2. On our walk this evening, swallows swooping low to get a look at us. I think there were both barn and tree swallows.
3. The smell of gill-over-the-grass after someone has walked on it. Smells like spring.
4. The smell of cow patties drying in a field. It transports me back in time, and suddenly I’m five-year-old Bethie walking home from Gwen’s house in the slanting sun of a late Shirati afternoon, the lake breeze playing in my hair.
5. Speaking of poop, I love the open-throated bark of a laugh that Joss gives when he hears a good scatological joke. Total delight, especially when his dad makes the joke.

May we walk in Beauty and Laughter.

Happy May Day!

CRANE_a_garland_for_mayday_1895
Today is May Day, celebrated around the world as the day of the workers.  Today we honor the people who fought–and still fight–for workers’ rights, the people who contribute their sweat for the good of a (hopefully) well-run society, the ones who get the job done.

It is also the day of Beltane, one of the ancient celebrations of spring and fertility.  Look around you, at all that is growing so wildly, so full of life force.  What forces within you are pushing their way toward the sunlight?  What will not be contained?  What is exploding into bloom?  What vines curl outward from your center?

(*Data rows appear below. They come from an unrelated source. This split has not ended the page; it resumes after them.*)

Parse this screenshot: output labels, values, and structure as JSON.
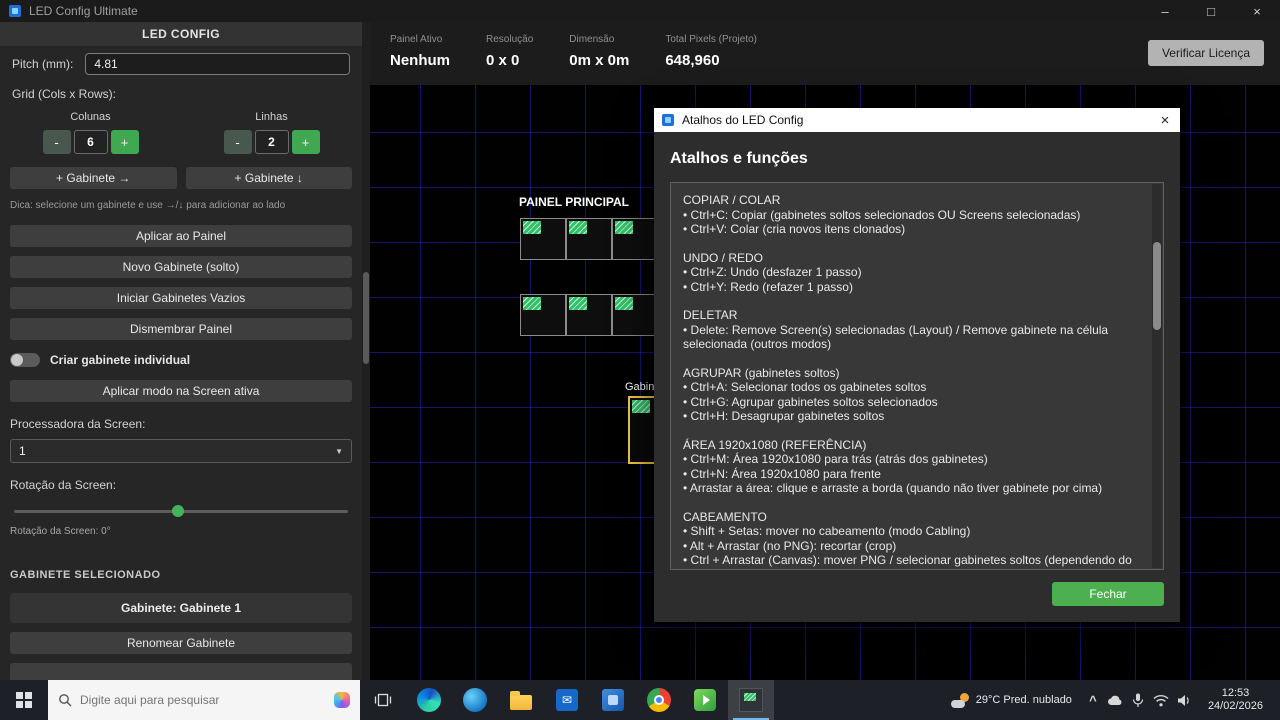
{
  "glyphs": {
    "minimize": "–",
    "maximize": "□",
    "close": "×",
    "chevron_down": "▼",
    "caret_up": "^"
  },
  "titlebar": {
    "title": "LED Config Ultimate"
  },
  "sidebar": {
    "header": "LED CONFIG",
    "pitch": {
      "label": "Pitch (mm):",
      "value": "4.81"
    },
    "grid_label": "Grid (Cols x Rows):",
    "columns": {
      "label": "Colunas",
      "value": "6",
      "minus": "-",
      "plus": "+"
    },
    "rows": {
      "label": "Linhas",
      "value": "2",
      "minus": "-",
      "plus": "+"
    },
    "add_cabinet_right": "+ Gabinete →",
    "add_cabinet_down": "+ Gabinete ↓",
    "hint": "Dica: selecione um gabinete e use →/↓ para adicionar ao lado",
    "action_buttons": [
      "Aplicar ao Painel",
      "Novo Gabinete (solto)",
      "Iniciar Gabinetes Vazios",
      "Dismembrar Painel"
    ],
    "toggle_label": "Criar gabinete individual",
    "apply_mode_label": "Aplicar modo na Screen ativa",
    "processor": {
      "label": "Processadora da Screen:",
      "value": "1"
    },
    "rotation": {
      "label": "Rotação da Screen:",
      "value_label": "Rotação da Screen: 0°"
    },
    "selected": {
      "header": "GABINETE SELECIONADO",
      "cabinet_label": "Gabinete: Gabinete 1",
      "rename_label": "Renomear Gabinete"
    }
  },
  "statusbar": {
    "stats": [
      {
        "label": "Painel Ativo",
        "value": "Nenhum"
      },
      {
        "label": "Resolução",
        "value": "0 x 0"
      },
      {
        "label": "Dimensão",
        "value": "0m x 0m"
      },
      {
        "label": "Total Pixels (Projeto)",
        "value": "648,960"
      }
    ],
    "license_button": "Verificar Licença"
  },
  "canvas": {
    "panel_title": "PAINEL PRINCIPAL",
    "grid": {
      "cols": 6,
      "rows": 2
    },
    "loose_cabinet_label": "Gabin"
  },
  "dialog": {
    "title": "Atalhos do LED Config",
    "heading": "Atalhos e funções",
    "close_button": "Fechar",
    "sections": [
      {
        "title": "COPIAR / COLAR",
        "body": "• Ctrl+C: Copiar (gabinetes soltos selecionados OU Screens selecionadas)\n• Ctrl+V: Colar (cria novos itens clonados)"
      },
      {
        "title": "UNDO / REDO",
        "body": "• Ctrl+Z: Undo (desfazer 1 passo)\n• Ctrl+Y: Redo (refazer 1 passo)"
      },
      {
        "title": "DELETAR",
        "body": "• Delete: Remove Screen(s) selecionadas (Layout) / Remove gabinete na célula selecionada (outros modos)"
      },
      {
        "title": "AGRUPAR (gabinetes soltos)",
        "body": "• Ctrl+A: Selecionar todos os gabinetes soltos\n• Ctrl+G: Agrupar gabinetes soltos selecionados\n• Ctrl+H: Desagrupar gabinetes soltos"
      },
      {
        "title": "ÁREA 1920x1080 (REFERÊNCIA)",
        "body": "• Ctrl+M: Área 1920x1080 para trás (atrás dos gabinetes)\n• Ctrl+N: Área 1920x1080 para frente\n• Arrastar a área: clique e arraste a borda (quando não tiver gabinete por cima)"
      },
      {
        "title": "CABEAMENTO",
        "body": "• Shift + Setas: mover no cabeamento (modo Cabling)\n• Alt + Arrastar (no PNG): recortar (crop)\n• Ctrl + Arrastar (Canvas): mover PNG / selecionar gabinetes soltos (dependendo do conte"
      }
    ]
  },
  "taskbar": {
    "search_placeholder": "Digite aqui para pesquisar",
    "weather": {
      "temp_condition": "29°C  Pred. nublado"
    },
    "clock": {
      "time": "12:53",
      "date": "24/02/2026"
    }
  }
}
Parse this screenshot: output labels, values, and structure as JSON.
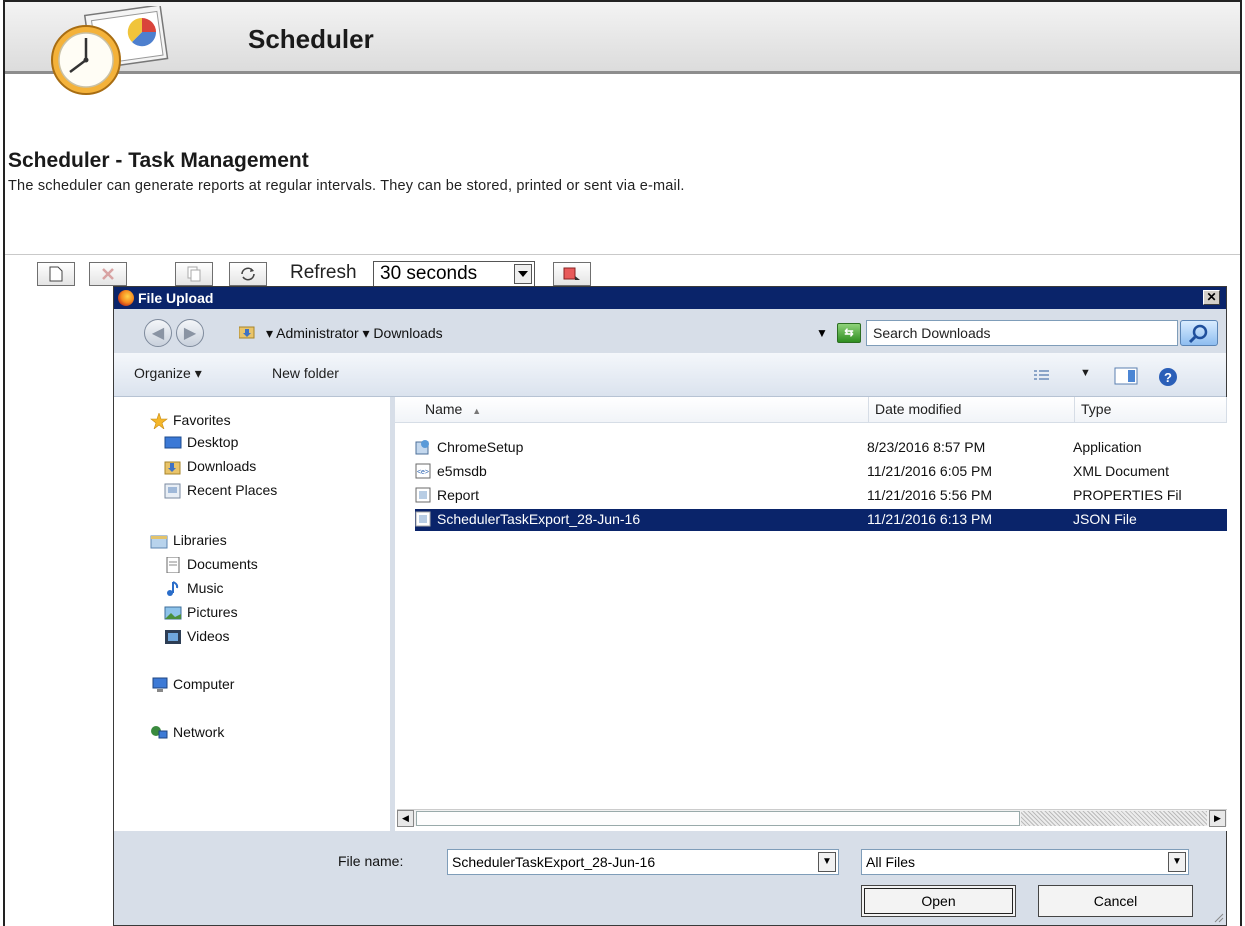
{
  "app": {
    "title": "Scheduler",
    "section_title": "Scheduler - Task Management",
    "section_desc": "The scheduler can generate reports at regular intervals. They can be stored, printed or sent via e-mail."
  },
  "toolbar": {
    "refresh_label": "Refresh",
    "refresh_value": "30 seconds"
  },
  "dialog": {
    "title": "File Upload",
    "address": "▾ Administrator ▾ Downloads",
    "search_placeholder": "Search Downloads",
    "commands": {
      "organize": "Organize ▾",
      "new_folder": "New folder"
    },
    "nav": {
      "favorites": "Favorites",
      "desktop": "Desktop",
      "downloads": "Downloads",
      "recent": "Recent Places",
      "libraries": "Libraries",
      "documents": "Documents",
      "music": "Music",
      "pictures": "Pictures",
      "videos": "Videos",
      "computer": "Computer",
      "network": "Network"
    },
    "columns": {
      "name": "Name",
      "date": "Date modified",
      "type": "Type"
    },
    "files": [
      {
        "name": "ChromeSetup",
        "date": "8/23/2016 8:57 PM",
        "type": "Application"
      },
      {
        "name": "e5msdb",
        "date": "11/21/2016 6:05 PM",
        "type": "XML Document"
      },
      {
        "name": "Report",
        "date": "11/21/2016 5:56 PM",
        "type": "PROPERTIES Fil"
      },
      {
        "name": "SchedulerTaskExport_28-Jun-16",
        "date": "11/21/2016 6:13 PM",
        "type": "JSON File"
      }
    ],
    "file_name_label": "File name:",
    "file_name_value": "SchedulerTaskExport_28-Jun-16",
    "filter_value": "All Files",
    "open_label": "Open",
    "cancel_label": "Cancel"
  },
  "colors": {
    "selection": "#0a246a",
    "titlebar": "#0a246a"
  }
}
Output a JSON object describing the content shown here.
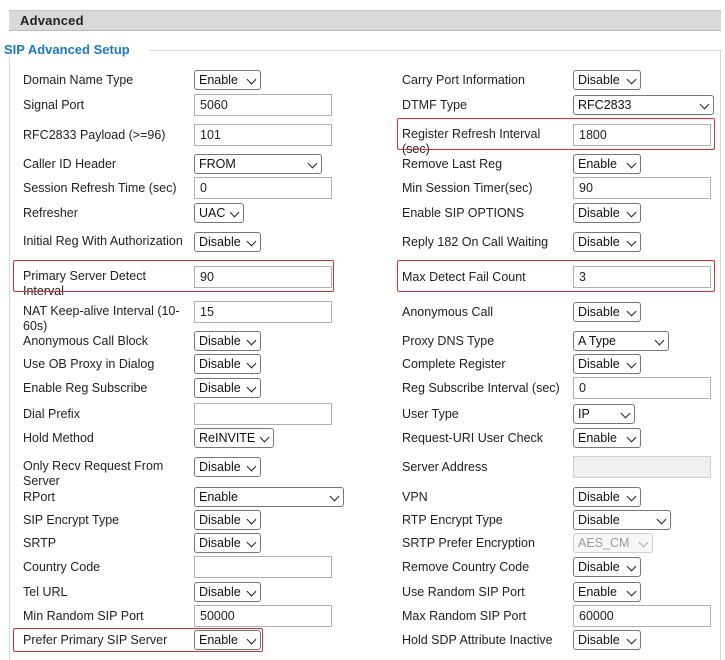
{
  "header": {
    "title": "Advanced"
  },
  "section": {
    "title": "SIP Advanced Setup"
  },
  "rows": [
    {
      "left": {
        "label": "Domain Name Type",
        "type": "select",
        "value": "Enable"
      },
      "right": {
        "label": "Carry Port Information",
        "type": "select",
        "value": "Disable"
      }
    },
    {
      "left": {
        "label": "Signal Port",
        "type": "input",
        "value": "5060"
      },
      "right": {
        "label": "DTMF Type",
        "type": "select",
        "value": "RFC2833"
      }
    },
    {
      "left": {
        "label": "RFC2833 Payload (>=96)",
        "type": "input",
        "value": "101"
      },
      "right": {
        "label": "Register Refresh Interval (sec)",
        "type": "input",
        "value": "1800",
        "highlighted": true
      }
    },
    {
      "left": {
        "label": "Caller ID Header",
        "type": "select",
        "value": "FROM"
      },
      "right": {
        "label": "Remove Last Reg",
        "type": "select",
        "value": "Enable"
      }
    },
    {
      "left": {
        "label": "Session Refresh Time (sec)",
        "type": "input",
        "value": "0"
      },
      "right": {
        "label": "Min Session Timer(sec)",
        "type": "input",
        "value": "90"
      }
    },
    {
      "left": {
        "label": "Refresher",
        "type": "select",
        "value": "UAC"
      },
      "right": {
        "label": "Enable SIP OPTIONS",
        "type": "select",
        "value": "Disable"
      }
    },
    {
      "left": {
        "label": "Initial Reg With Authorization",
        "type": "select",
        "value": "Disable"
      },
      "right": {
        "label": "Reply 182 On Call Waiting",
        "type": "select",
        "value": "Disable"
      }
    },
    {
      "left": {
        "label": "Primary Server Detect Interval",
        "type": "input",
        "value": "90",
        "highlighted": true
      },
      "right": {
        "label": "Max Detect Fail Count",
        "type": "input",
        "value": "3",
        "highlighted": true
      }
    },
    {
      "left": {
        "label": "NAT Keep-alive Interval (10-60s)",
        "type": "input",
        "value": "15"
      },
      "right": {
        "label": "Anonymous Call",
        "type": "select",
        "value": "Disable"
      }
    },
    {
      "left": {
        "label": "Anonymous Call Block",
        "type": "select",
        "value": "Disable"
      },
      "right": {
        "label": "Proxy DNS Type",
        "type": "select",
        "value": "A Type"
      }
    },
    {
      "left": {
        "label": "Use OB Proxy in Dialog",
        "type": "select",
        "value": "Disable"
      },
      "right": {
        "label": "Complete Register",
        "type": "select",
        "value": "Disable"
      }
    },
    {
      "left": {
        "label": "Enable Reg Subscribe",
        "type": "select",
        "value": "Disable"
      },
      "right": {
        "label": "Reg Subscribe Interval (sec)",
        "type": "input",
        "value": "0"
      }
    },
    {
      "left": {
        "label": "Dial Prefix",
        "type": "input",
        "value": ""
      },
      "right": {
        "label": "User Type",
        "type": "select",
        "value": "IP"
      }
    },
    {
      "left": {
        "label": "Hold Method",
        "type": "select",
        "value": "ReINVITE"
      },
      "right": {
        "label": "Request-URI User Check",
        "type": "select",
        "value": "Enable"
      }
    },
    {
      "left": {
        "label": "Only Recv Request From Server",
        "type": "select",
        "value": "Disable"
      },
      "right": {
        "label": "Server Address",
        "type": "input",
        "value": "",
        "disabled": true
      }
    },
    {
      "left": {
        "label": "RPort",
        "type": "select",
        "value": "Enable"
      },
      "right": {
        "label": "VPN",
        "type": "select",
        "value": "Disable"
      }
    },
    {
      "left": {
        "label": "SIP Encrypt Type",
        "type": "select",
        "value": "Disable"
      },
      "right": {
        "label": "RTP Encrypt Type",
        "type": "select",
        "value": "Disable"
      }
    },
    {
      "left": {
        "label": "SRTP",
        "type": "select",
        "value": "Disable"
      },
      "right": {
        "label": "SRTP Prefer Encryption",
        "type": "select",
        "value": "AES_CM",
        "disabled": true
      }
    },
    {
      "left": {
        "label": "Country Code",
        "type": "input",
        "value": ""
      },
      "right": {
        "label": "Remove Country Code",
        "type": "select",
        "value": "Disable"
      }
    },
    {
      "left": {
        "label": "Tel URL",
        "type": "select",
        "value": "Disable"
      },
      "right": {
        "label": "Use Random SIP Port",
        "type": "select",
        "value": "Enable"
      }
    },
    {
      "left": {
        "label": "Min Random SIP Port",
        "type": "input",
        "value": "50000"
      },
      "right": {
        "label": "Max Random SIP Port",
        "type": "input",
        "value": "60000"
      }
    },
    {
      "left": {
        "label": "Prefer Primary SIP Server",
        "type": "select",
        "value": "Enable",
        "highlighted": true
      },
      "right": {
        "label": "Hold SDP Attribute Inactive",
        "type": "select",
        "value": "Disable"
      }
    }
  ]
}
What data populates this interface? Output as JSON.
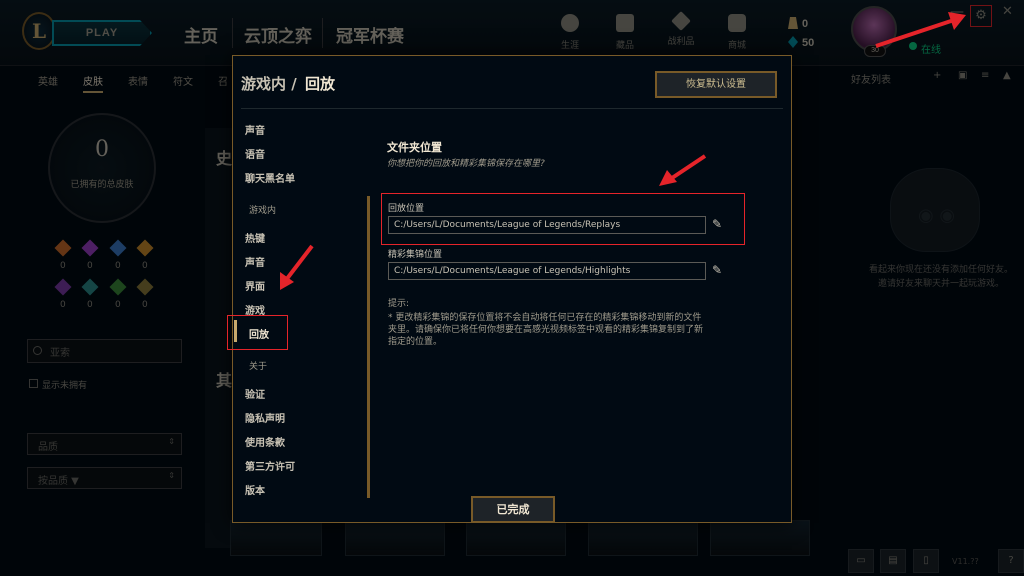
{
  "app": {
    "logo": "L",
    "play_label": "PLAY",
    "nav_tabs": [
      "主页",
      "云顶之弈",
      "冠军杯赛"
    ],
    "top_icons": [
      {
        "label": "生涯",
        "icon": "profile-icon"
      },
      {
        "label": "藏品",
        "icon": "collection-icon"
      },
      {
        "label": "战利品",
        "icon": "loot-icon"
      },
      {
        "label": "商城",
        "icon": "store-icon"
      }
    ],
    "currency": {
      "be": "0",
      "rp": "50"
    },
    "level": "30",
    "status": "在线",
    "window_controls": {
      "minimize": "—",
      "settings": "⚙",
      "close": "✕"
    }
  },
  "subnav": {
    "tabs": [
      "英雄",
      "皮肤",
      "表情",
      "符文",
      "召"
    ],
    "active": "皮肤"
  },
  "collection": {
    "owned_count": "0",
    "owned_label": "已拥有的总皮肤",
    "gem_values": [
      "0",
      "0",
      "0",
      "0",
      "0",
      "0",
      "0",
      "0"
    ],
    "search_placeholder": "亚索",
    "show_unowned": "显示未拥有",
    "filter1": "品质",
    "filter2": "按品质 ▼",
    "bg_title1": "史",
    "bg_title2": "其"
  },
  "friends": {
    "title": "好友列表",
    "empty_text": "看起来你现在还没有添加任何好友。邀请好友来聊天并一起玩游戏。",
    "version": "V11.??"
  },
  "settings": {
    "breadcrumb_parent": "游戏内",
    "breadcrumb_sep": "/",
    "breadcrumb_current": "回放",
    "restore_label": "恢复默认设置",
    "nav_client": [
      "声音",
      "语音",
      "聊天黑名单"
    ],
    "nav_ingame_header": "游戏内",
    "nav_ingame": [
      "热键",
      "声音",
      "界面",
      "游戏",
      "回放"
    ],
    "nav_about_header": "关于",
    "nav_about": [
      "验证",
      "隐私声明",
      "使用条款",
      "第三方许可",
      "版本"
    ],
    "section_title": "文件夹位置",
    "section_subtitle": "你想把你的回放和精彩集锦保存在哪里?",
    "replay_label": "回放位置",
    "replay_path": "C:/Users/L/Documents/League of Legends/Replays",
    "highlight_label": "精彩集锦位置",
    "highlight_path": "C:/Users/L/Documents/League of Legends/Highlights",
    "tip_title": "提示:",
    "tip_body": "* 更改精彩集锦的保存位置将不会自动将任何已存在的精彩集锦移动到新的文件夹里。请确保你已将任何你想要在高感光视频标签中观看的精彩集锦复制到了新指定的位置。",
    "done_label": "已完成"
  },
  "colors": {
    "gold": "#c8aa6e",
    "annotation_red": "#e5242a",
    "online_green": "#0acf83",
    "bg": "#010a13"
  }
}
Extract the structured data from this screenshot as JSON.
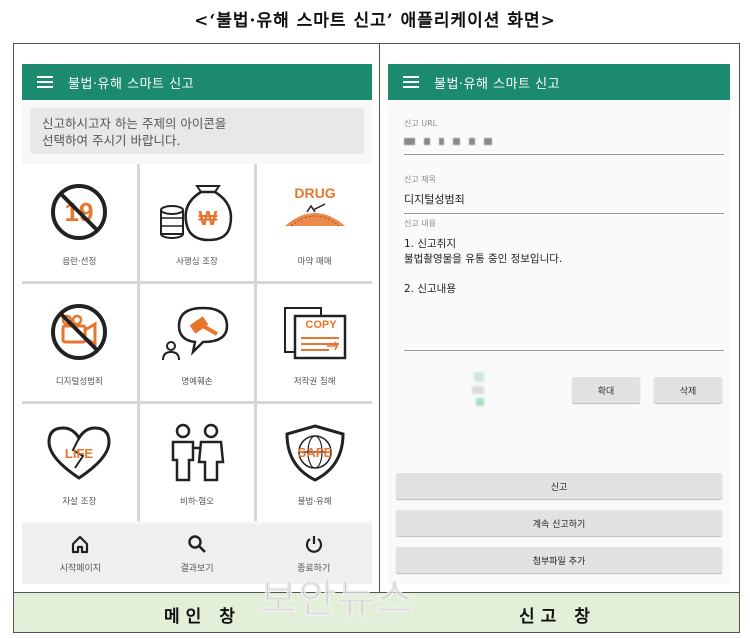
{
  "caption": "<‘불법·유해 스마트 신고’ 애플리케이션 화면>",
  "watermark": "보안뉴스",
  "footer": {
    "left": "메인 창",
    "right": "신고 창"
  },
  "colors": {
    "appbar": "#1c8a6f",
    "icon_orange": "#e6762e",
    "footer_bg": "#e2efd9"
  },
  "main": {
    "appbar_title": "불법·유해 스마트 신고",
    "menu_icon": "hamburger-icon",
    "notice": "신고하시고자 하는 주제의 아이콘을\n선택하여 주시기 바랍니다.",
    "tiles": [
      {
        "label": "음란·선정",
        "icon": "no-19-icon"
      },
      {
        "label": "사행심 조장",
        "icon": "money-bag-icon"
      },
      {
        "label": "마약 매매",
        "icon": "drug-icon"
      },
      {
        "label": "디지털성범죄",
        "icon": "no-camera-icon"
      },
      {
        "label": "명예훼손",
        "icon": "defamation-icon"
      },
      {
        "label": "저작권 침해",
        "icon": "copy-icon"
      },
      {
        "label": "자살 조장",
        "icon": "broken-heart-icon"
      },
      {
        "label": "비하·혐오",
        "icon": "people-icon"
      },
      {
        "label": "불법·유해",
        "icon": "safe-shield-icon"
      }
    ],
    "icon_texts": {
      "nineteen": "19",
      "drug": "DRUG",
      "copy": "COPY",
      "life": "LIFE",
      "safe": "SAFE",
      "won": "₩"
    },
    "nav": [
      {
        "label": "시작페이지",
        "icon": "home-icon"
      },
      {
        "label": "결과보기",
        "icon": "search-icon"
      },
      {
        "label": "종료하기",
        "icon": "power-icon"
      }
    ]
  },
  "report": {
    "appbar_title": "불법·유해 스마트 신고",
    "url_label": "신고 URL",
    "title_label": "신고 제목",
    "title_value": "디지털성범죄",
    "content_label": "신고 내용",
    "content_value": "1. 신고취지\n불법촬영물을 유통 중인 정보입니다.\n\n2. 신고내용",
    "zoom_button": "확대",
    "delete_button": "삭제",
    "report_button": "신고",
    "continue_button": "계속 신고하기",
    "attach_button": "첨부파일 추가"
  }
}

Gratitude List:
1. The way life sometimes brings you exactly what you need. Two years ago on this day, I received a message from a friend saying that he had heard there was an opening on the English Faculty at Lancaster Mennonite High School.
2. The workers.  All the unsung people who make things run, and often without much thanks.   And all who work to make a more just society, not simply because it will benefit them, but because it will benefit all.  Happy May Day!
3. Daniel Berrigan, who died yesterday at 94.  A good man who lived his faith.
4. The certainty that the wheel will turn and a new thing will always come around again.  May comes again.  Happy May Day!
5. The richness of the pink on those dogwood trees in the rain.

May we walk in Beauty!